RECORDS PROVIDED below:

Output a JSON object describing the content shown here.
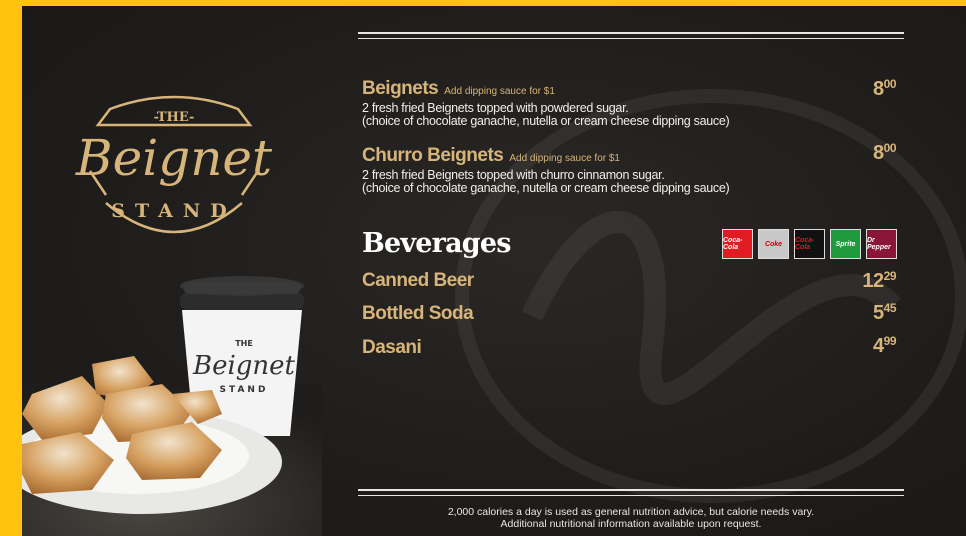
{
  "logo": {
    "line_top": "-THE-",
    "line_main": "Beignet",
    "line_bottom": "STAND"
  },
  "cup_logo": {
    "line_top": "THE",
    "line_main": "Beignet",
    "line_bottom": "STAND"
  },
  "menu": {
    "items": [
      {
        "name": "Beignets",
        "note": "Add dipping sauce for $1",
        "desc1": "2 fresh fried Beignets topped with powdered sugar.",
        "desc2": "(choice of chocolate ganache, nutella or cream cheese dipping sauce)",
        "price_whole": "8",
        "price_cents": "00"
      },
      {
        "name": "Churro Beignets",
        "note": "Add dipping sauce for $1",
        "desc1": "2 fresh fried Beignets topped with churro cinnamon sugar.",
        "desc2": "(choice of chocolate ganache, nutella or cream cheese dipping sauce)",
        "price_whole": "8",
        "price_cents": "00"
      }
    ]
  },
  "beverages": {
    "title": "Beverages",
    "brands": [
      {
        "name": "Coca-Cola",
        "color": "#e11b22"
      },
      {
        "name": "Coke",
        "color": "#c8c8c8"
      },
      {
        "name": "Coca-Cola",
        "color": "#111111"
      },
      {
        "name": "Sprite",
        "color": "#1f9a3c"
      },
      {
        "name": "Dr Pepper",
        "color": "#8a1538"
      }
    ],
    "items": [
      {
        "name": "Canned Beer",
        "price_whole": "12",
        "price_cents": "29"
      },
      {
        "name": "Bottled Soda",
        "price_whole": "5",
        "price_cents": "45"
      },
      {
        "name": "Dasani",
        "price_whole": "4",
        "price_cents": "99"
      }
    ]
  },
  "footer": {
    "line1": "2,000 calories a day is used as general nutrition advice, but calorie needs vary.",
    "line2": "Additional nutritional information available upon request."
  },
  "colors": {
    "accent_gold": "#d7b57a",
    "background": "#1f1d1b",
    "frame": "#ffc20e"
  }
}
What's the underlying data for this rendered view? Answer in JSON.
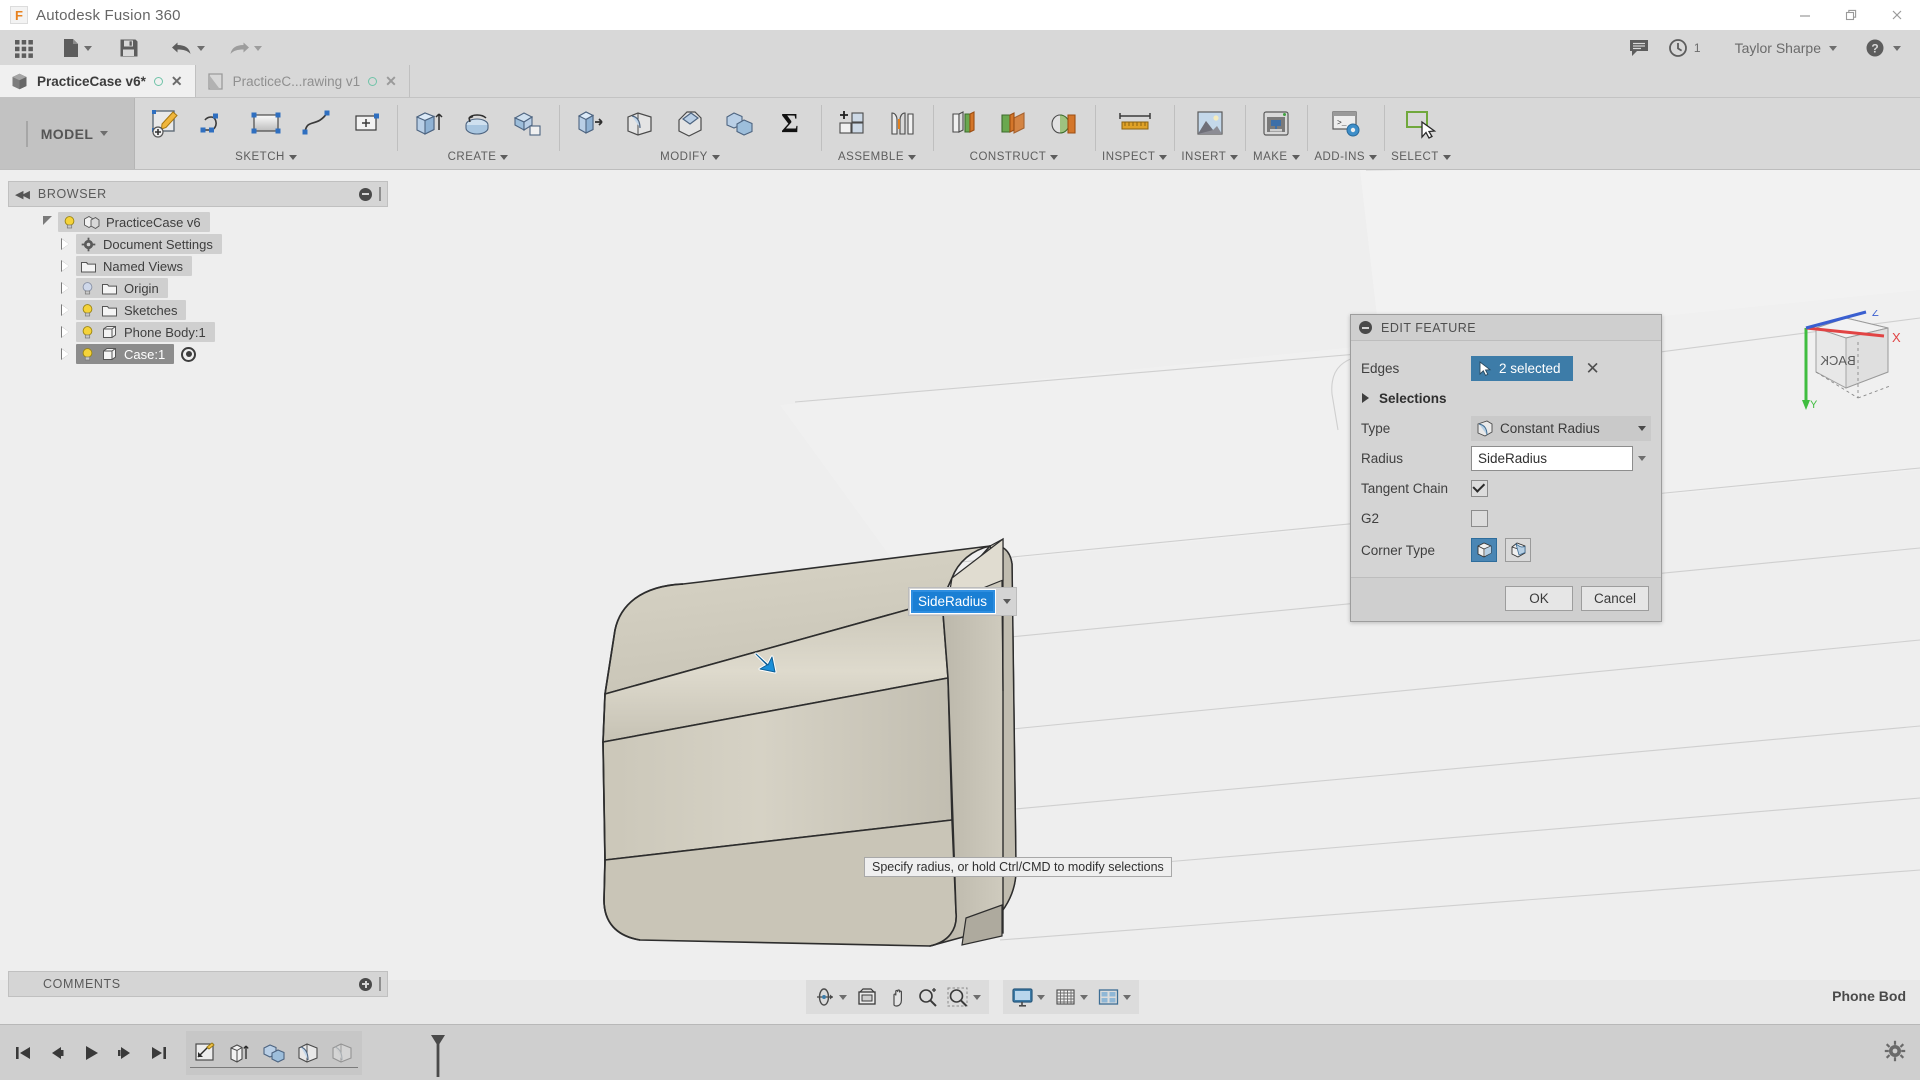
{
  "window": {
    "title": "Autodesk Fusion 360",
    "logo_letter": "F",
    "controls": {
      "minimize": "minimize-icon",
      "maximize": "restore-icon",
      "close": "close-icon"
    }
  },
  "quick_access": {
    "items": [
      {
        "name": "app-grid-button",
        "icon": "grid-icon",
        "label": ""
      },
      {
        "name": "new-file-button",
        "icon": "file-icon",
        "label": "",
        "has_caret": true
      },
      {
        "name": "save-button",
        "icon": "save-icon",
        "label": ""
      },
      {
        "name": "undo-button",
        "icon": "undo-arrow-icon",
        "label": "",
        "has_caret": true
      },
      {
        "name": "redo-button",
        "icon": "redo-arrow-icon",
        "label": "",
        "has_caret": true
      }
    ],
    "right": {
      "comment_icon": "speech-bubble-icon",
      "notifications_icon": "clock-icon",
      "notifications_count": "1",
      "user_name": "Taylor Sharpe",
      "help_icon": "question-mark-icon"
    }
  },
  "tabs": [
    {
      "label": "PracticeCase v6*",
      "active": true,
      "icon": "cube-icon",
      "status_icon": "sync-circle-icon",
      "close_icon": "close-icon"
    },
    {
      "label": "PracticeC...rawing v1",
      "active": false,
      "icon": "drawing-sheet-icon",
      "status_icon": "sync-circle-icon",
      "close_icon": "close-icon"
    }
  ],
  "ribbon": {
    "workspace": "MODEL",
    "groups": [
      {
        "label": "SKETCH",
        "buttons": [
          {
            "name": "create-sketch-button",
            "icon": "sketch-pencil-icon"
          },
          {
            "name": "line-button",
            "icon": "line-spline-icon"
          },
          {
            "name": "rectangle-button",
            "icon": "rectangle-icon"
          },
          {
            "name": "spline-button",
            "icon": "spline-icon"
          },
          {
            "name": "sketch-dimension-button",
            "icon": "sketch-dimension-icon"
          }
        ]
      },
      {
        "label": "CREATE",
        "buttons": [
          {
            "name": "extrude-button",
            "icon": "extrude-icon"
          },
          {
            "name": "revolve-button",
            "icon": "revolve-icon"
          },
          {
            "name": "loft-button",
            "icon": "loft-icon"
          }
        ]
      },
      {
        "label": "MODIFY",
        "buttons": [
          {
            "name": "press-pull-button",
            "icon": "press-pull-icon"
          },
          {
            "name": "fillet-button",
            "icon": "fillet-icon"
          },
          {
            "name": "chamfer-button",
            "icon": "chamfer-icon"
          },
          {
            "name": "combine-button",
            "icon": "combine-icon"
          },
          {
            "name": "change-parameters-button",
            "icon": "sigma-icon"
          }
        ]
      },
      {
        "label": "ASSEMBLE",
        "buttons": [
          {
            "name": "new-component-button",
            "icon": "new-component-icon"
          },
          {
            "name": "joint-button",
            "icon": "joint-icon"
          }
        ]
      },
      {
        "label": "CONSTRUCT",
        "buttons": [
          {
            "name": "offset-plane-button",
            "icon": "offset-plane-icon"
          },
          {
            "name": "plane-at-angle-button",
            "icon": "angled-plane-icon"
          },
          {
            "name": "axis-button",
            "icon": "axis-cylinder-icon"
          }
        ]
      },
      {
        "label": "INSPECT",
        "buttons": [
          {
            "name": "measure-button",
            "icon": "ruler-icon"
          }
        ]
      },
      {
        "label": "INSERT",
        "buttons": [
          {
            "name": "insert-image-button",
            "icon": "picture-icon"
          }
        ]
      },
      {
        "label": "MAKE",
        "buttons": [
          {
            "name": "3d-print-button",
            "icon": "printer-icon"
          }
        ]
      },
      {
        "label": "ADD-INS",
        "buttons": [
          {
            "name": "scripts-and-addins-button",
            "icon": "script-gear-icon"
          }
        ]
      },
      {
        "label": "SELECT",
        "buttons": [
          {
            "name": "select-button",
            "icon": "select-cursor-icon"
          }
        ]
      }
    ]
  },
  "browser": {
    "header": "BROWSER",
    "collapse_icon": "double-chevron-left-icon",
    "minimize_icon": "minus-circle-icon",
    "grip_icon": "grip-icon",
    "items": [
      {
        "label": "PracticeCase v6",
        "indent": 0,
        "expanded": true,
        "visible": true,
        "bulb": "on",
        "icon": "assembly-icon",
        "selected": false,
        "has_radio": false
      },
      {
        "label": "Document Settings",
        "indent": 1,
        "expanded": false,
        "visible": false,
        "bulb": "none",
        "icon": "gear-icon",
        "selected": false,
        "has_radio": false
      },
      {
        "label": "Named Views",
        "indent": 1,
        "expanded": false,
        "visible": false,
        "bulb": "none",
        "icon": "folder-icon",
        "selected": false,
        "has_radio": false
      },
      {
        "label": "Origin",
        "indent": 1,
        "expanded": false,
        "visible": true,
        "bulb": "off",
        "icon": "folder-icon",
        "selected": false,
        "has_radio": false
      },
      {
        "label": "Sketches",
        "indent": 1,
        "expanded": false,
        "visible": true,
        "bulb": "on",
        "icon": "folder-icon",
        "selected": false,
        "has_radio": false
      },
      {
        "label": "Phone Body:1",
        "indent": 1,
        "expanded": false,
        "visible": true,
        "bulb": "on",
        "icon": "body-icon",
        "selected": false,
        "has_radio": false
      },
      {
        "label": "Case:1",
        "indent": 1,
        "expanded": false,
        "visible": true,
        "bulb": "on",
        "icon": "body-icon",
        "selected": true,
        "has_radio": true
      }
    ]
  },
  "viewport": {
    "radius_input_value": "SideRadius",
    "radius_input_caret": "chevron-down-icon",
    "status_message": "Specify radius, or hold Ctrl/CMD to modify selections",
    "viewcube_face": "BACK",
    "viewcube_axes": {
      "x": "X",
      "y": "Y",
      "z": "Z"
    },
    "cursor_icon": "blue-arrow-cursor"
  },
  "dialog": {
    "title": "EDIT FEATURE",
    "title_icon": "minus-circle-icon",
    "rows": {
      "edges_label": "Edges",
      "edges_value": "2 selected",
      "edges_clear_icon": "close-icon",
      "selections_label": "Selections",
      "selections_expand_icon": "triangle-right-icon",
      "type_label": "Type",
      "type_value": "Constant Radius",
      "type_icon": "fillet-type-icon",
      "radius_label": "Radius",
      "radius_value": "SideRadius",
      "tangent_chain_label": "Tangent Chain",
      "tangent_chain_checked": true,
      "g2_label": "G2",
      "g2_checked": false,
      "corner_type_label": "Corner Type",
      "corner_type_options": [
        {
          "name": "corner-type-rolling-ball",
          "selected": true
        },
        {
          "name": "corner-type-setback",
          "selected": false
        }
      ]
    },
    "buttons": {
      "ok": "OK",
      "cancel": "Cancel"
    },
    "accent_color": "#3d7ca8"
  },
  "comments": {
    "header": "COMMENTS",
    "add_icon": "plus-circle-icon",
    "grip_icon": "grip-icon"
  },
  "body_tag": "Phone Bod",
  "navbar": {
    "group1": [
      {
        "name": "orbit-button",
        "icon": "orbit-icon",
        "caret": true
      },
      {
        "name": "look-at-button",
        "icon": "look-at-icon",
        "caret": false
      },
      {
        "name": "pan-button",
        "icon": "hand-pan-icon",
        "caret": false
      },
      {
        "name": "zoom-button",
        "icon": "zoom-magnifier-icon",
        "caret": false
      },
      {
        "name": "fit-button",
        "icon": "fit-magnifier-icon",
        "caret": true
      }
    ],
    "group2": [
      {
        "name": "display-settings-button",
        "icon": "monitor-icon",
        "caret": true
      },
      {
        "name": "grid-snap-button",
        "icon": "grid-snap-icon",
        "caret": true
      },
      {
        "name": "viewports-button",
        "icon": "viewports-icon",
        "caret": true
      }
    ]
  },
  "timeline": {
    "nav": [
      {
        "name": "go-to-beginning-button",
        "icon": "skip-start-icon"
      },
      {
        "name": "step-back-button",
        "icon": "step-back-icon"
      },
      {
        "name": "play-button",
        "icon": "play-icon"
      },
      {
        "name": "step-forward-button",
        "icon": "step-forward-icon"
      },
      {
        "name": "go-to-end-button",
        "icon": "skip-end-icon"
      }
    ],
    "features": [
      {
        "name": "timeline-sketch-feature",
        "icon": "sketch-pencil-icon",
        "dimmed": false
      },
      {
        "name": "timeline-extrude-feature",
        "icon": "extrude-icon",
        "dimmed": false
      },
      {
        "name": "timeline-combine-feature",
        "icon": "combine-icon",
        "dimmed": false
      },
      {
        "name": "timeline-fillet-feature",
        "icon": "fillet-icon",
        "dimmed": false
      },
      {
        "name": "timeline-fillet-feature-2",
        "icon": "fillet-icon",
        "dimmed": true
      }
    ],
    "marker_icon": "timeline-marker-icon",
    "settings_icon": "gear-icon"
  }
}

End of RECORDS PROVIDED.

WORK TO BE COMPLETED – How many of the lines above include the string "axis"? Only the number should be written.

SOLVED PROBLEM – 2